- 3 min read

Rabbit Shrines & Temples in Japan

Spend the Year of the Rabbit at some of these destinations

2023 is the Year of the Rabbit, and if you're looking for a way to celebrate that in Japan, why not visit one of the shrines or temples across the country with rabbit motifs on their grounds? This guide covers five different destinations worth exploring on your visit.

Hakuto Shrine, Tottori

Around 15 minutes driving time from the prefecture's famous sand dunes, Tottori's Hakuto Shrine pays homage to the Hare of Inaba (a famous Japanese folk tale), and it's a famous spot for people to come and pray for luck in the matchmaking realm. There are numerous rabbit statues leading up to the shrine, plus rabbit themed ema (the wooden plaques used to write prayers and wishes on).

603 Hakuto, Tottori, 689-0206

Photo: Bong Grit / CC BY-NC-ND 2.0

Okazaki Shrine, Kyoto

Located around 10 minutes on foot from the well-known Heian Shrine, Okazaki Shrine is packed with various nods to rabbits including rabbit statues, ema, and lanterns to nae just a few. One of the reasons people visit this shrine is to pray for safe childbirth, as one of the bunny statues on the grounds (the black granite one) is said to provide women with an easy delivery if they rub its belly. It's worth a shot, at least!

51 Okazaki-higashi-tenno-cho, Sakyo-ku, Kyoto 606-8332

Photo: Kainoki Kaede / CC BY 2.0

Meigetsuin, Kanagawa

Best known for its rainy season hydrangeas, Meigetsuin in Kanagawa is revered for its natural beauty year-round. There is plenty of manmade beauty here as well, including the temple's Moon Window which is a favorite spot for photographers and those seeking some quiet reflection.

In Japan and some other East Asian cultures, the moon is often seen as having a rabbit on it (in contrast to Western cultures that go for "the man in the moon" approach) and as a result, the temple also has several rabbit statues scattered around the grounds.

189 Yamanouchi, Kamakura, Kanagawa 247-0062

Photo: annintofu / CC BY-NC-ND 2.0

Miwa Shrine, Aichi

Although it isn't particularly large, Miwa Shrine is worth checking out if you've got some spare time while you're in Nagoya. Like Tottori's Hakuto Shrine, this shrine also draws inspiration from the Hare of Inaba folk tale, and a stone rabbit on the grounds is said to bring good luck to those who pet it. Specifically, petting the stone rabbit's ears is said to bring good fortune, so if you need a bit more of that in your life then be sure to stop by.

3-9-32, Osu, Naka, Nagoya 460-0011 Aichi

Photo: NIC KYU / CC BY-ND 2.0

Tsuki Shrine, Saitama

Tsuki Shrine in Saitama is another one that draws its rabbit connection from the moon.

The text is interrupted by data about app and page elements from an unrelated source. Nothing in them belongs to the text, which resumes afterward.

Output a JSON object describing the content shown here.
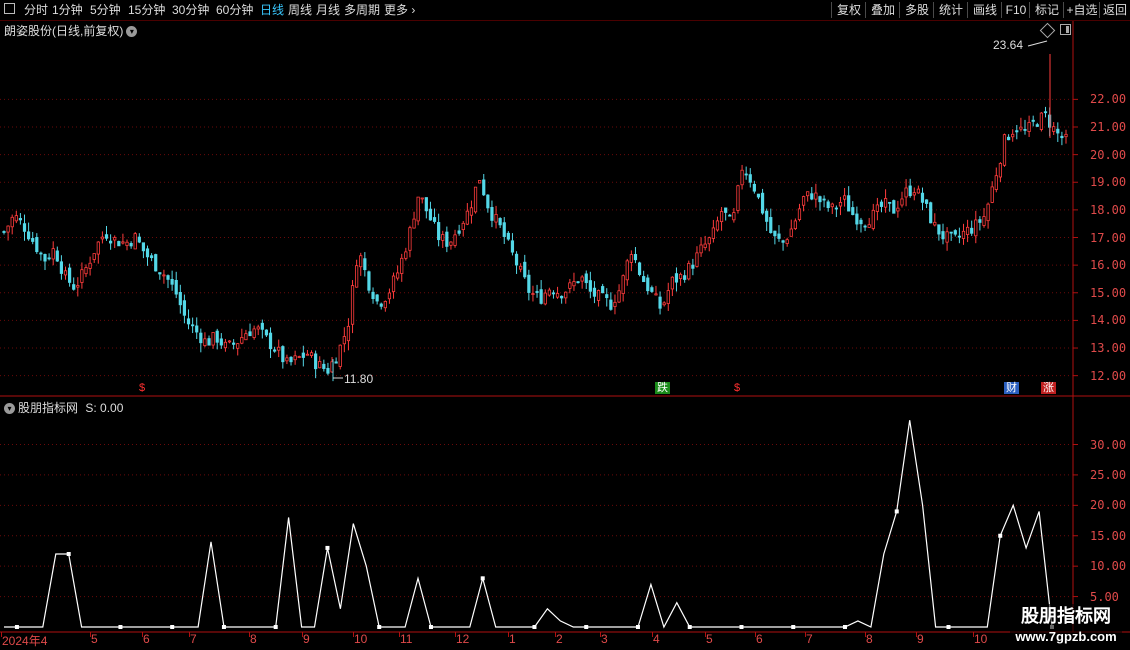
{
  "toolbar": {
    "periods": [
      "分时",
      "1分钟",
      "5分钟",
      "15分钟",
      "30分钟",
      "60分钟",
      "日线",
      "周线",
      "月线",
      "多周期",
      "更多"
    ],
    "active_period": "日线",
    "right_buttons": [
      "复权",
      "叠加",
      "多股",
      "统计",
      "画线",
      "F10",
      "标记",
      "+自选",
      "返回"
    ]
  },
  "price_panel": {
    "title": "朗姿股份(日线,前复权)",
    "high_label": "23.64",
    "low_label": "11.80",
    "y_ticks": [
      "22.00",
      "21.00",
      "20.00",
      "19.00",
      "18.00",
      "17.00",
      "16.00",
      "15.00",
      "14.00",
      "13.00",
      "12.00"
    ],
    "markers": [
      {
        "text": "$",
        "color": "#ff3030",
        "bg": "#000000"
      },
      {
        "text": "跌",
        "color": "#ffffff",
        "bg": "#1a8c1a"
      },
      {
        "text": "$",
        "color": "#ff3030",
        "bg": "#000000"
      },
      {
        "text": "财",
        "color": "#ffffff",
        "bg": "#2a5fc0"
      },
      {
        "text": "涨",
        "color": "#ffffff",
        "bg": "#c02020"
      }
    ]
  },
  "indicator_panel": {
    "title": "股朋指标网",
    "value_label": "S: 0.00",
    "y_ticks": [
      "30.00",
      "25.00",
      "20.00",
      "15.00",
      "10.00",
      "5.00"
    ]
  },
  "x_axis": {
    "labels": [
      "2024年4",
      "5",
      "6",
      "7",
      "8",
      "9",
      "10",
      "11",
      "12",
      "1",
      "2",
      "3",
      "4",
      "5",
      "6",
      "7",
      "8",
      "9",
      "10"
    ]
  },
  "watermark": {
    "title": "股朋指标网",
    "url": "www.7gpzb.com"
  },
  "chart_data": [
    {
      "type": "candlestick",
      "title": "朗姿股份(日线,前复权)",
      "ylim": [
        11.3,
        24.8
      ],
      "annotations": [
        {
          "label": "23.64",
          "type": "high"
        },
        {
          "label": "11.80",
          "type": "low"
        }
      ],
      "close_path": [
        17.2,
        17.8,
        17.4,
        16.8,
        16.2,
        16.6,
        15.6,
        15.2,
        15.8,
        16.6,
        17.2,
        16.9,
        16.8,
        17.0,
        16.4,
        16.0,
        15.6,
        15.0,
        14.0,
        13.6,
        13.2,
        13.4,
        13.0,
        13.2,
        13.6,
        13.7,
        13.3,
        12.9,
        12.4,
        12.6,
        12.8,
        12.4,
        12.2,
        12.8,
        13.8,
        16.6,
        15.4,
        14.6,
        15.0,
        15.8,
        17.0,
        18.6,
        17.8,
        17.0,
        16.8,
        17.4,
        18.0,
        19.2,
        18.0,
        17.4,
        16.6,
        15.8,
        15.0,
        14.8,
        15.2,
        15.0,
        15.2,
        15.6,
        15.0,
        14.8,
        14.6,
        15.2,
        16.6,
        15.6,
        15.0,
        14.4,
        15.4,
        15.6,
        16.0,
        16.6,
        17.0,
        18.0,
        17.4,
        19.6,
        19.0,
        18.0,
        17.0,
        16.8,
        17.4,
        18.4,
        18.6,
        18.2,
        18.0,
        18.4,
        17.8,
        17.6,
        17.8,
        18.2,
        18.0,
        18.6,
        18.8,
        18.2,
        17.4,
        17.0,
        16.9,
        17.2,
        17.4,
        17.8,
        19.2,
        20.6,
        21.0,
        20.8,
        21.2,
        21.4,
        20.8,
        20.5
      ],
      "y_ticks": [
        22,
        21,
        20,
        19,
        18,
        17,
        16,
        15,
        14,
        13,
        12
      ]
    },
    {
      "type": "line",
      "title": "股朋指标网",
      "series": [
        {
          "name": "S",
          "values": [
            0,
            0,
            0,
            0,
            12,
            12,
            0,
            0,
            0,
            0,
            0,
            0,
            0,
            0,
            0,
            0,
            14,
            0,
            0,
            0,
            0,
            0,
            18,
            0,
            0,
            13,
            3,
            17,
            10,
            0,
            0,
            0,
            8,
            0,
            0,
            0,
            0,
            8,
            0,
            0,
            0,
            0,
            3,
            1,
            0,
            0,
            0,
            0,
            0,
            0,
            7,
            0,
            4,
            0,
            0,
            0,
            0,
            0,
            0,
            0,
            0,
            0,
            0,
            0,
            0,
            0,
            1,
            0,
            12,
            19,
            34,
            20,
            0,
            0,
            0,
            0,
            0,
            15,
            20,
            13,
            19,
            0
          ]
        }
      ],
      "ylim": [
        0,
        36
      ],
      "y_ticks": [
        30,
        25,
        20,
        15,
        10,
        5
      ],
      "current_value": "S: 0.00"
    }
  ]
}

The word tsuki in Japanese means moon, and although the kanji for the shrine's name is different from the kanji for moon, the pronunciation is still the same. Numerous stone bunnies adorn the grounds here, with a rabbit fountain and a rabbit guarding the temizuya (also known as chōzu-ya a large, water-filled basin) where visitors purify themselves before entering the shrine.

3 Chome-17-25 Kishicho, Urawa Ward, Saitama, 330-0064

Photo: Tatsuo Yamashita / CC BY 2.0
Was this article helpful?
Help us improve the site
Give Feedback

Join the discussion

Coot Shze 3 months ago
Where in Sendai?
Elena Lisina a year ago
There is also one in Sendai. We call it the year of Bunny, but it's almost the same, I guess.
Back to Contents

Thank you for your support!

Your feedback has been sent.